Excess saving and low interest rates: Theory and empirical evidence
The debate on low real long-term interest rates is dominated by the loanable funds theory (LFT). 'Excess saving', above all due to demographic factors, is regarded as a primary cause of low rates. In this paper, we show that LFT is not an appropriate theoretical framework. It is based on a commodity paradigm ('real analysis') which cannot represent a financial system with a flow of funds consisting of money. In a 'monetary analysis' saving is disconnected from the supply of funds. Funds are provided by banks, which create money, and investors that are willing to give up liquidity. A simple model which is based on 'monetary analysis' is the IS/LM-model. In this model, even at the zero lower bound 'excess saving' is not possible. The empirical evidence for 'excess saving' is weak. At the global level and for the United States the net saving rate and the gross household saving rate have declined significantly since the 1980s. In line with the monetary analysis, a 'financing glut' can be identified for the United States for the period preceding the Great Recession. It was followed by a 'borrowing dearth'. For the postwar period, the real rates of the early 1980s can be identified as an outlier, and thus the trend decline since this period can be regarded as a reversion to the mean.

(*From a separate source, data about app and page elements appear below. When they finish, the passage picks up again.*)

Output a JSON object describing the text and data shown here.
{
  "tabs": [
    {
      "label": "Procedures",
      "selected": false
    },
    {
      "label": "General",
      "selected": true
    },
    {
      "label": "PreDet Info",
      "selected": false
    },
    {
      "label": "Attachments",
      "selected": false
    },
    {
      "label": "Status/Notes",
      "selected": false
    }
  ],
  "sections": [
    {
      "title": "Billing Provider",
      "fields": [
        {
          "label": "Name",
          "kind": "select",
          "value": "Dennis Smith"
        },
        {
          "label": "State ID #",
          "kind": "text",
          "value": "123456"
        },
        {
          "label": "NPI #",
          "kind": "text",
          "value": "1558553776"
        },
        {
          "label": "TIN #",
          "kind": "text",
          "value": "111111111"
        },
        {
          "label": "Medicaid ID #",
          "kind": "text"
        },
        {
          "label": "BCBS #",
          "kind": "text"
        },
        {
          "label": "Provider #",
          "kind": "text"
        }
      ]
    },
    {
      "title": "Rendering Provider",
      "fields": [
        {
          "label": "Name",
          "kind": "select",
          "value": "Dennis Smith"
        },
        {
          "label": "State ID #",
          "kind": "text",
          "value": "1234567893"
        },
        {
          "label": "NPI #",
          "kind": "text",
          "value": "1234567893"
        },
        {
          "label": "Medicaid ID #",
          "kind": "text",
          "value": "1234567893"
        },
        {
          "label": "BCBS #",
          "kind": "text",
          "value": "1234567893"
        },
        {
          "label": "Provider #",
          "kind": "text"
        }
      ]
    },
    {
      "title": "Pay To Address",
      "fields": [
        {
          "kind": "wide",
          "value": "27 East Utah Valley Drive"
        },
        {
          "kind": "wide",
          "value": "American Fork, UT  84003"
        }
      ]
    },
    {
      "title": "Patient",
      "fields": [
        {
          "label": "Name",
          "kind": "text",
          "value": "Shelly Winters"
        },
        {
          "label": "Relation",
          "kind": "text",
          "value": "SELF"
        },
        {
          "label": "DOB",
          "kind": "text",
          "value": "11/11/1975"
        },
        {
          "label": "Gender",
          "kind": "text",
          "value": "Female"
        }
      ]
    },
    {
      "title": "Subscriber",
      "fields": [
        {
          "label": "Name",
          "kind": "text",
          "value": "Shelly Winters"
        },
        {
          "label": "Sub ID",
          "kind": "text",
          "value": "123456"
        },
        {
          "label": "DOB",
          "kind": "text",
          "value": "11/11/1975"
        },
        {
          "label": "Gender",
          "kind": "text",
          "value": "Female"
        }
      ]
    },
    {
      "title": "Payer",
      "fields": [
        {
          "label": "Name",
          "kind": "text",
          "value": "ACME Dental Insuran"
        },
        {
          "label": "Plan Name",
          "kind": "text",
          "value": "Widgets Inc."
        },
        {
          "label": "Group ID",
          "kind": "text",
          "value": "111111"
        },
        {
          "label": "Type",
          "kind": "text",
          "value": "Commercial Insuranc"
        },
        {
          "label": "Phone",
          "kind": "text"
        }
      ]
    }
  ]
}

|Date of creation:||Jun 2017|
|Contact details of provider:|| Postal: Centre for Economic Policy Research, 77 Bastwick Street, London EC1V 3PZ.|
Phone: 44 - 20 - 7183 8801
Fax: 44 - 20 - 7183 8820
|Order Information:|| Email: |
Please report citation or reference errors to , or , if you are the registered author of the cited work, log in to your RePEc Author Service profile, click on "citations" and make appropriate adjustments.:
- John B. Taylor, 2012.
"Monetary Policy Rules Work and Discretion Doesn't: A Tale of Two Eras,"
Journal of Money, Credit and Banking,
Blackwell Publishing, vol. 44(6), pages 1017-1032, 09.
- John B. Taylor, 2012. "Monetary Policy Rules Work and Discretion Doesn’t: A Tale of Two Eras," Discussion Papers 11-019, Stanford Institute for Economic Policy Research.
- Bibow, Jorg, 2001. "The Loanable Funds Fallacy: Exercises in the Analysis of Disequilibrium," Cambridge Journal of Economics, Oxford University Press, vol. 25(5), pages 591-616, September.
- Maurice Obstfeld & Kenneth S. Rogoff, 1996. "Foundations of International Macroeconomics," MIT Press Books, The MIT Press, edition 1, volume 1, number 0262150476, July.
- Christian Dreger & Jürgen Wolters, 2011. "Money and Inflation in the Euro Area during the Financial Crisis," Discussion Papers of DIW Berlin 1131, DIW Berlin, German Institute for Economic Research.
- Dreger, Christian & Wolters, Jürgen, 2011. "Money and inflation in the euro area during the financial crisis," Discussion Papers 300, European University Viadrina Frankfurt (Oder), Department of Business Administration and Economics.
- Andrea Terzi, 2016. "A T-shirt model of savings, debt, and private spending: lessons for the euro area," European Journal of Economics and Economic Policies: Intervention, Edward Elgar Publishing, vol. 13(1), pages 39-56, April.
- Xavier Freixas & Jean-Charles Rochet, 2008. "Microeconomics of Banking, 2nd Edition," MIT Press Books, The MIT Press, edition 2, volume 1, number 0262062704, July.
- repec:eee:moneco:v:89:y:2017:i:c:p:1-19 is not listed on IDEAS
- Fabian Lindner, 2015. "Does Saving Increase the Supply of Credit? A Critique of Loanable Funds Theory," World Economic Review, World Economics Association, vol. 2015(4), pages 1-1, February.
- Fabian Lindner, 2013. "Does Saving Increase the Supply of Credit? A Critique of Loanable Funds Theory," IMK Working Paper 120-2013, IMK at the Hans Boeckler Foundation, Macroeconomic Policy Institute.
- Morris A. Copeland, 1952. "A Study of Moneyflows in the United States," NBER Books, National Bureau of Economic Research, Inc, number cope52-1, 01.
- Evan C Tanner, 2017. "The Algebraic Galaxy of Simple Macroeconomic Models; A Hitchhiker’s Guide," IMF Working Papers 17/123, International Monetary Fund.
- Francesco Grigoli & Alexander Herman & Klaus Schmidt-Hebbel, 2014. "World Saving," IMF Working Papers 14/204, International Monetary Fund. Full references (including those not matched with items on IDEAS)
When requesting a correction, please mention this item's handle: RePEc:cpr:ceprdp:12111. See general information about how to correct material in RePEc.
For technical questions regarding this item, or to correct its authors, title, abstract, bibliographic or download information, contact: ()
If references are entirely missing, you can add them using this form.